An Open Architecture Control System for Reconfigurable Numerically Controlled Machinery

Abstract
The demands of modern manufacturing require production systems to be flexible and adaptable. These systems must be able to respond to changes in product demand and the frequent introduction of new products and technology. This paper presents the development of an Open Architecture Controller (OAC) for reconfigurable Numerically Controlled (NC) machine tools. The research involved the development of a novel scalable solution that parallels the modular mechanical nature of reconfigurable machinery. A one to one mapping between mechanical and electronic systems was achieved by a modular distributed axis drive control system and a PC based OAC that had the ability to manage drive controllers from multiple vendors. A class based C++ implemented Graphical User Interface (GUI) allowed the user to configure the functions of the OAC to match a reconfigurable machine structure. The OAC was tested on a reconfigurable machine and the results are presented.
AQ. Amra, J. Padayachee, G. Bright

Desktop Scanner Metrology

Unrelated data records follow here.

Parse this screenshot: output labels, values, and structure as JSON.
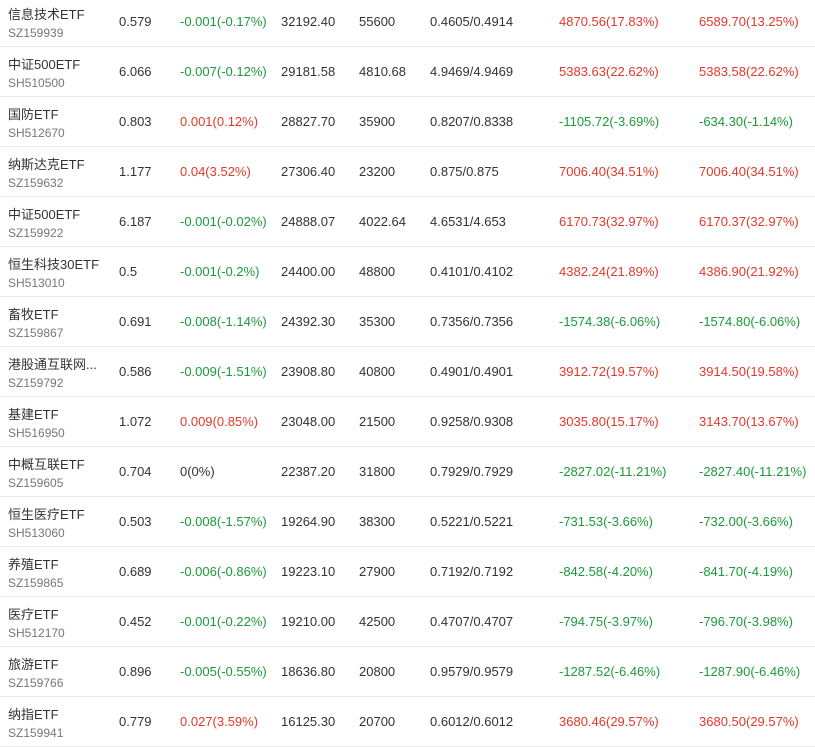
{
  "colors": {
    "up": "#e3392a",
    "down": "#1b9b3a",
    "neutral": "#333333"
  },
  "rows": [
    {
      "name": "信息技术ETF",
      "code": "SZ159939",
      "price": "0.579",
      "change": "-0.001(-0.17%)",
      "change_dir": "down",
      "amount": "32192.40",
      "shares": "55600",
      "nav": "0.4605/0.4914",
      "profit1": "4870.56(17.83%)",
      "profit1_dir": "up",
      "profit2": "6589.70(13.25%)",
      "profit2_dir": "up"
    },
    {
      "name": "中证500ETF",
      "code": "SH510500",
      "price": "6.066",
      "change": "-0.007(-0.12%)",
      "change_dir": "down",
      "amount": "29181.58",
      "shares": "4810.68",
      "nav": "4.9469/4.9469",
      "profit1": "5383.63(22.62%)",
      "profit1_dir": "up",
      "profit2": "5383.58(22.62%)",
      "profit2_dir": "up"
    },
    {
      "name": "国防ETF",
      "code": "SH512670",
      "price": "0.803",
      "change": "0.001(0.12%)",
      "change_dir": "up",
      "amount": "28827.70",
      "shares": "35900",
      "nav": "0.8207/0.8338",
      "profit1": "-1105.72(-3.69%)",
      "profit1_dir": "down",
      "profit2": "-634.30(-1.14%)",
      "profit2_dir": "down"
    },
    {
      "name": "纳斯达克ETF",
      "code": "SZ159632",
      "price": "1.177",
      "change": "0.04(3.52%)",
      "change_dir": "up",
      "amount": "27306.40",
      "shares": "23200",
      "nav": "0.875/0.875",
      "profit1": "7006.40(34.51%)",
      "profit1_dir": "up",
      "profit2": "7006.40(34.51%)",
      "profit2_dir": "up"
    },
    {
      "name": "中证500ETF",
      "code": "SZ159922",
      "price": "6.187",
      "change": "-0.001(-0.02%)",
      "change_dir": "down",
      "amount": "24888.07",
      "shares": "4022.64",
      "nav": "4.6531/4.653",
      "profit1": "6170.73(32.97%)",
      "profit1_dir": "up",
      "profit2": "6170.37(32.97%)",
      "profit2_dir": "up"
    },
    {
      "name": "恒生科技30ETF",
      "code": "SH513010",
      "price": "0.5",
      "change": "-0.001(-0.2%)",
      "change_dir": "down",
      "amount": "24400.00",
      "shares": "48800",
      "nav": "0.4101/0.4102",
      "profit1": "4382.24(21.89%)",
      "profit1_dir": "up",
      "profit2": "4386.90(21.92%)",
      "profit2_dir": "up"
    },
    {
      "name": "畜牧ETF",
      "code": "SZ159867",
      "price": "0.691",
      "change": "-0.008(-1.14%)",
      "change_dir": "down",
      "amount": "24392.30",
      "shares": "35300",
      "nav": "0.7356/0.7356",
      "profit1": "-1574.38(-6.06%)",
      "profit1_dir": "down",
      "profit2": "-1574.80(-6.06%)",
      "profit2_dir": "down"
    },
    {
      "name": "港股通互联网...",
      "code": "SZ159792",
      "price": "0.586",
      "change": "-0.009(-1.51%)",
      "change_dir": "down",
      "amount": "23908.80",
      "shares": "40800",
      "nav": "0.4901/0.4901",
      "profit1": "3912.72(19.57%)",
      "profit1_dir": "up",
      "profit2": "3914.50(19.58%)",
      "profit2_dir": "up"
    },
    {
      "name": "基建ETF",
      "code": "SH516950",
      "price": "1.072",
      "change": "0.009(0.85%)",
      "change_dir": "up",
      "amount": "23048.00",
      "shares": "21500",
      "nav": "0.9258/0.9308",
      "profit1": "3035.80(15.17%)",
      "profit1_dir": "up",
      "profit2": "3143.70(13.67%)",
      "profit2_dir": "up"
    },
    {
      "name": "中概互联ETF",
      "code": "SZ159605",
      "price": "0.704",
      "change": "0(0%)",
      "change_dir": "neutral",
      "amount": "22387.20",
      "shares": "31800",
      "nav": "0.7929/0.7929",
      "profit1": "-2827.02(-11.21%)",
      "profit1_dir": "down",
      "profit2": "-2827.40(-11.21%)",
      "profit2_dir": "down"
    },
    {
      "name": "恒生医疗ETF",
      "code": "SH513060",
      "price": "0.503",
      "change": "-0.008(-1.57%)",
      "change_dir": "down",
      "amount": "19264.90",
      "shares": "38300",
      "nav": "0.5221/0.5221",
      "profit1": "-731.53(-3.66%)",
      "profit1_dir": "down",
      "profit2": "-732.00(-3.66%)",
      "profit2_dir": "down"
    },
    {
      "name": "养殖ETF",
      "code": "SZ159865",
      "price": "0.689",
      "change": "-0.006(-0.86%)",
      "change_dir": "down",
      "amount": "19223.10",
      "shares": "27900",
      "nav": "0.7192/0.7192",
      "profit1": "-842.58(-4.20%)",
      "profit1_dir": "down",
      "profit2": "-841.70(-4.19%)",
      "profit2_dir": "down"
    },
    {
      "name": "医疗ETF",
      "code": "SH512170",
      "price": "0.452",
      "change": "-0.001(-0.22%)",
      "change_dir": "down",
      "amount": "19210.00",
      "shares": "42500",
      "nav": "0.4707/0.4707",
      "profit1": "-794.75(-3.97%)",
      "profit1_dir": "down",
      "profit2": "-796.70(-3.98%)",
      "profit2_dir": "down"
    },
    {
      "name": "旅游ETF",
      "code": "SZ159766",
      "price": "0.896",
      "change": "-0.005(-0.55%)",
      "change_dir": "down",
      "amount": "18636.80",
      "shares": "20800",
      "nav": "0.9579/0.9579",
      "profit1": "-1287.52(-6.46%)",
      "profit1_dir": "down",
      "profit2": "-1287.90(-6.46%)",
      "profit2_dir": "down"
    },
    {
      "name": "纳指ETF",
      "code": "SZ159941",
      "price": "0.779",
      "change": "0.027(3.59%)",
      "change_dir": "up",
      "amount": "16125.30",
      "shares": "20700",
      "nav": "0.6012/0.6012",
      "profit1": "3680.46(29.57%)",
      "profit1_dir": "up",
      "profit2": "3680.50(29.57%)",
      "profit2_dir": "up"
    }
  ]
}
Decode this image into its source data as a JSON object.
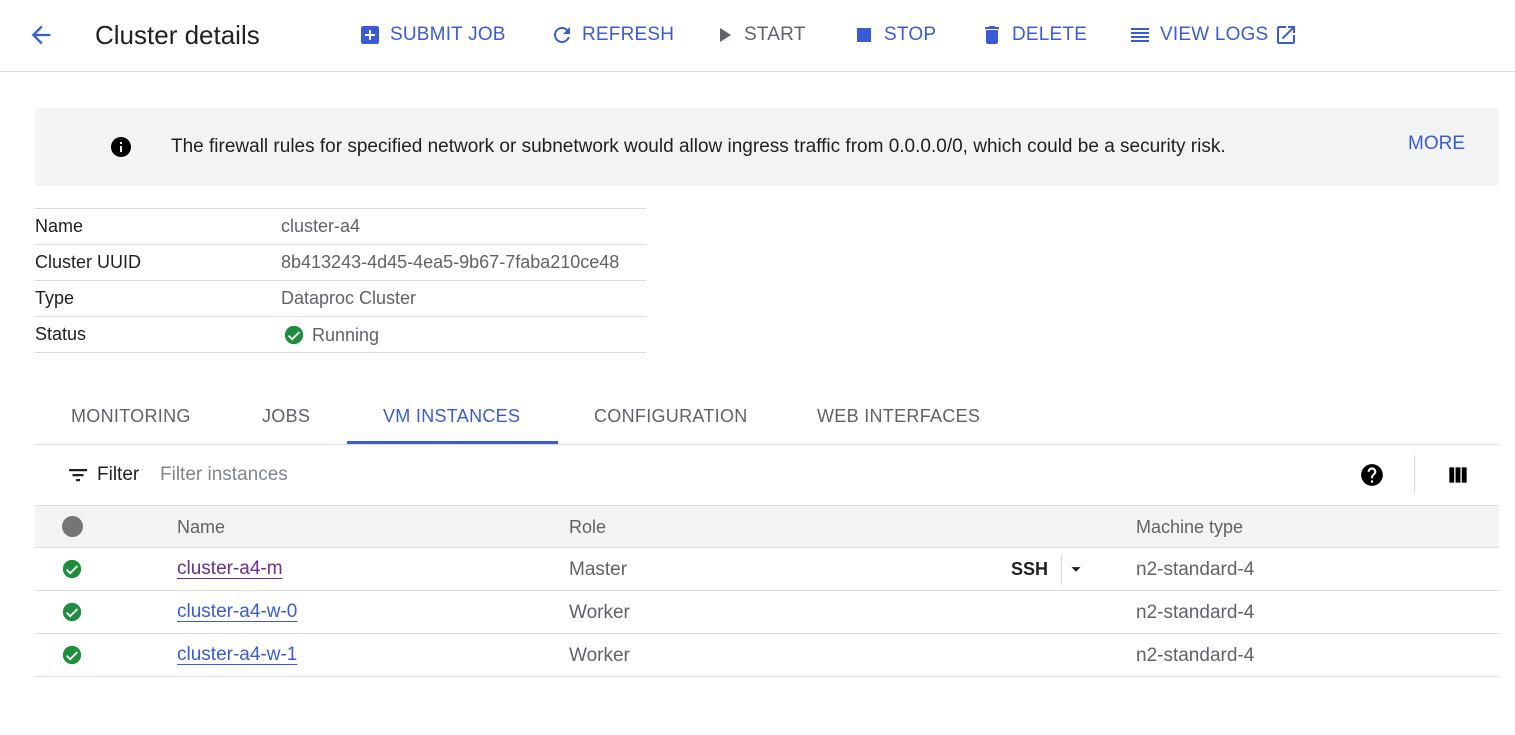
{
  "header": {
    "title": "Cluster details",
    "toolbar": {
      "submit_job": "SUBMIT JOB",
      "refresh": "REFRESH",
      "start": "START",
      "stop": "STOP",
      "delete": "DELETE",
      "view_logs": "VIEW LOGS"
    }
  },
  "banner": {
    "icon": "info-icon",
    "message": "The firewall rules for specified network or subnetwork would allow ingress traffic from 0.0.0.0/0, which could be a security risk.",
    "action": "MORE"
  },
  "details": [
    {
      "label": "Name",
      "value": "cluster-a4"
    },
    {
      "label": "Cluster UUID",
      "value": "8b413243-4d45-4ea5-9b67-7faba210ce48"
    },
    {
      "label": "Type",
      "value": "Dataproc Cluster"
    },
    {
      "label": "Status",
      "value": "Running",
      "status_icon": "check-circle-icon"
    }
  ],
  "tabs": [
    {
      "label": "MONITORING"
    },
    {
      "label": "JOBS"
    },
    {
      "label": "VM INSTANCES",
      "active": true
    },
    {
      "label": "CONFIGURATION"
    },
    {
      "label": "WEB INTERFACES"
    }
  ],
  "filter": {
    "label": "Filter",
    "placeholder": "Filter instances",
    "value": ""
  },
  "instances": {
    "columns": {
      "name": "Name",
      "role": "Role",
      "machine_type": "Machine type"
    },
    "rows": [
      {
        "name": "cluster-a4-m",
        "role": "Master",
        "machine_type": "n2-standard-4",
        "ssh": "SSH"
      },
      {
        "name": "cluster-a4-w-0",
        "role": "Worker",
        "machine_type": "n2-standard-4"
      },
      {
        "name": "cluster-a4-w-1",
        "role": "Worker",
        "machine_type": "n2-standard-4"
      }
    ]
  },
  "colors": {
    "accent": "#3b5bd6",
    "success": "#1e8e3e",
    "visited_link": "#6b2e8c",
    "banner_bg": "#f1f3f4"
  }
}
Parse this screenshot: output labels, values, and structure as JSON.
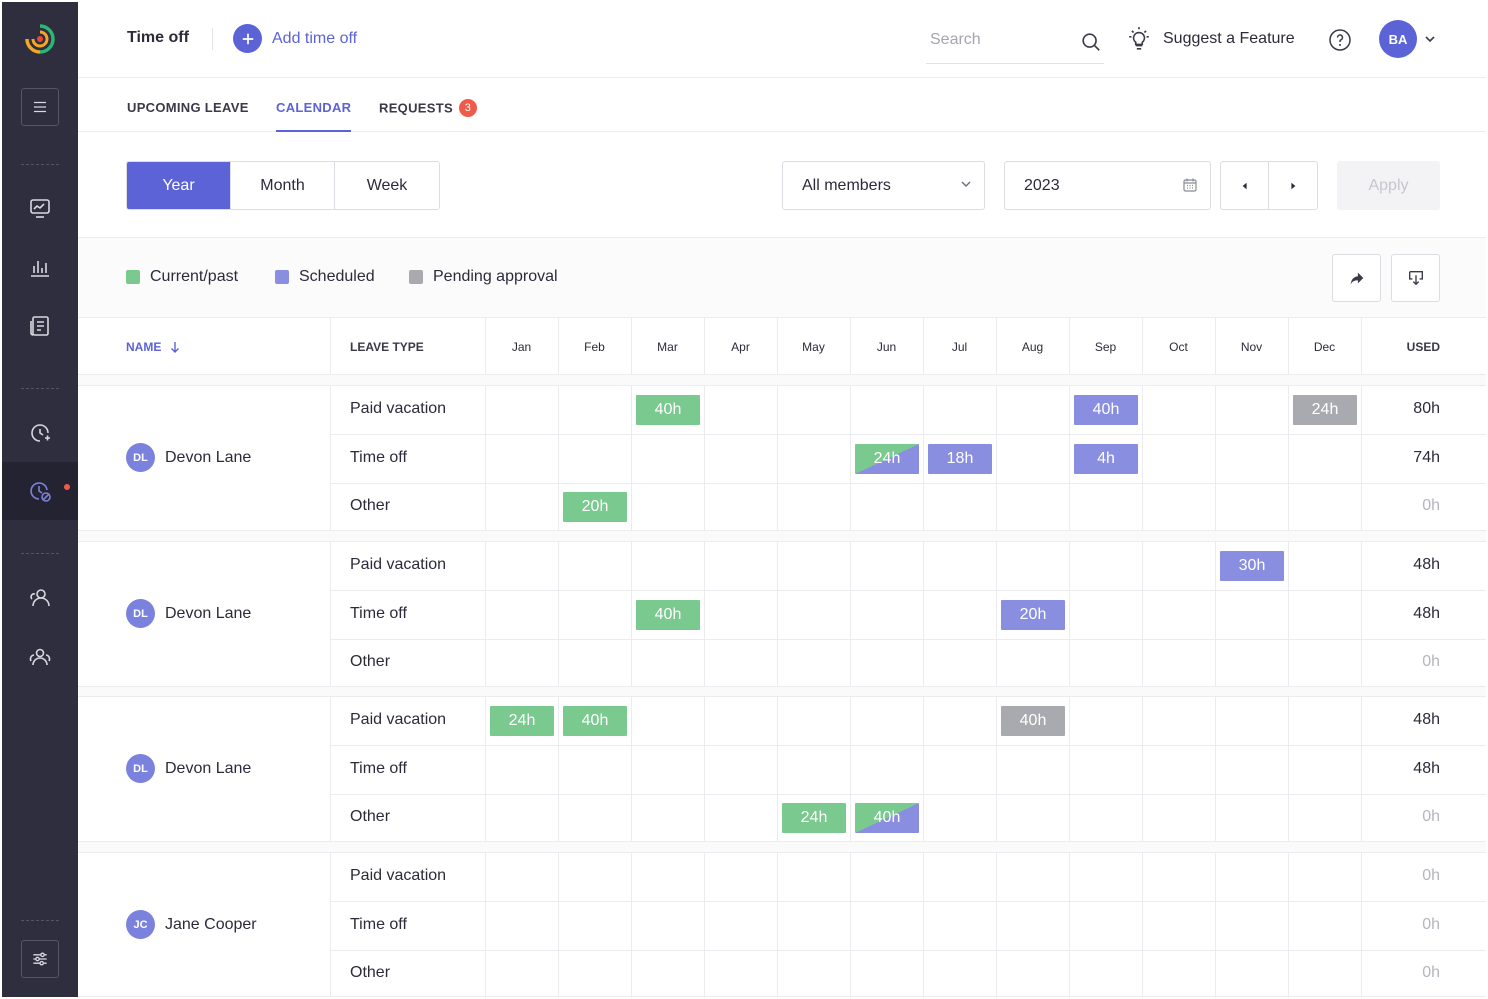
{
  "header": {
    "title": "Time off",
    "add_label": "Add time off",
    "search_placeholder": "Search",
    "suggest_label": "Suggest a Feature",
    "avatar_initials": "BA"
  },
  "tabs": [
    {
      "label": "UPCOMING LEAVE"
    },
    {
      "label": "CALENDAR"
    },
    {
      "label": "REQUESTS",
      "badge": "3"
    }
  ],
  "controls": {
    "view_options": [
      "Year",
      "Month",
      "Week"
    ],
    "members_value": "All members",
    "year_value": "2023",
    "apply_label": "Apply"
  },
  "legend": [
    {
      "label": "Current/past",
      "color": "#7ac98f"
    },
    {
      "label": "Scheduled",
      "color": "#8a8ee0"
    },
    {
      "label": "Pending approval",
      "color": "#a9a9b0"
    }
  ],
  "table": {
    "name_header": "NAME",
    "type_header": "LEAVE TYPE",
    "months": [
      "Jan",
      "Feb",
      "Mar",
      "Apr",
      "May",
      "Jun",
      "Jul",
      "Aug",
      "Sep",
      "Oct",
      "Nov",
      "Dec"
    ],
    "used_header": "USED",
    "members": [
      {
        "initials": "DL",
        "name": "Devon Lane",
        "rows": [
          {
            "type": "Paid vacation",
            "used": "80h",
            "entries": [
              {
                "month": 2,
                "value": "40h",
                "status": "current"
              },
              {
                "month": 8,
                "value": "40h",
                "status": "sched"
              },
              {
                "month": 11,
                "value": "24h",
                "status": "pending"
              }
            ]
          },
          {
            "type": "Time off",
            "used": "74h",
            "entries": [
              {
                "month": 5,
                "value": "24h",
                "status": "split"
              },
              {
                "month": 6,
                "value": "18h",
                "status": "sched"
              },
              {
                "month": 8,
                "value": "4h",
                "status": "sched"
              }
            ]
          },
          {
            "type": "Other",
            "used": "0h",
            "entries": [
              {
                "month": 1,
                "value": "20h",
                "status": "current"
              }
            ]
          }
        ]
      },
      {
        "initials": "DL",
        "name": "Devon Lane",
        "rows": [
          {
            "type": "Paid vacation",
            "used": "48h",
            "entries": [
              {
                "month": 10,
                "value": "30h",
                "status": "sched"
              }
            ]
          },
          {
            "type": "Time off",
            "used": "48h",
            "entries": [
              {
                "month": 2,
                "value": "40h",
                "status": "current"
              },
              {
                "month": 7,
                "value": "20h",
                "status": "sched"
              }
            ]
          },
          {
            "type": "Other",
            "used": "0h",
            "entries": []
          }
        ]
      },
      {
        "initials": "DL",
        "name": "Devon Lane",
        "rows": [
          {
            "type": "Paid vacation",
            "used": "48h",
            "entries": [
              {
                "month": 0,
                "value": "24h",
                "status": "current"
              },
              {
                "month": 1,
                "value": "40h",
                "status": "current"
              },
              {
                "month": 7,
                "value": "40h",
                "status": "pending"
              }
            ]
          },
          {
            "type": "Time off",
            "used": "48h",
            "entries": []
          },
          {
            "type": "Other",
            "used": "0h",
            "entries": [
              {
                "month": 4,
                "value": "24h",
                "status": "current"
              },
              {
                "month": 5,
                "value": "40h",
                "status": "split"
              }
            ]
          }
        ]
      },
      {
        "initials": "JC",
        "name": "Jane Cooper",
        "rows": [
          {
            "type": "Paid vacation",
            "used": "0h",
            "entries": []
          },
          {
            "type": "Time off",
            "used": "0h",
            "entries": []
          },
          {
            "type": "Other",
            "used": "0h",
            "entries": []
          }
        ]
      }
    ]
  }
}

Abstract
An investigation is presented of a low cost approach to the measurement of two and three dimensional objects using a flatbed scanner and image analysis software. Conventional measurement using relatively low cost instruments such as micrometers and vernier callipers can be time consuming and requires operator skills which result in higher overall costs. The increasing resolution and decreasing prices of flatbed scanners introduces the possibility of their use as a low cost alternative to traditional manual measuring. To investigate this, a simple dimensional measurement technique was developed using an unmodified, then a modified, flatbed scanner, a standard PC, and software. A dimensional accuracy of ±0.05 mm was achieved with a modified flatbed scanner system for slip gauge samples of nominal thickness 10mm and 5mm.
Pavel Divis, Gordon M. Mair, Jonathan Corney

A Soft Starting Application with Fuzzy Type II for Hub Motors

Abstract
This paper proposes an intelligent soft starting method for hub motors in applications to electric vehicles. This method proves a good linearity to rising current of hub motor at the starting point. So, the negative effects of the current peaks could be prevented. At the same time, a smooth rise has been ensured in the motor speed. Current of hub motor and motor speed have been used as feedback data to the microcontroller. The used microcontroller is an ARM based 32 bit microcontroller that is necessary to handle complex mathematical processes of fuzzy type II method. The proposed system has been tested in various load and speed conditions. Also, PID, fuzzy logic and fuzzy type II methods tested in the same conditions to show which one of them gives the best result. The results of the experiments have been taken to the Matlab environment to visualize and analyze them.
Muammer Albayrak, Raif Bayir, Ahmet Albayrak

Backmatter

Weitere Informationen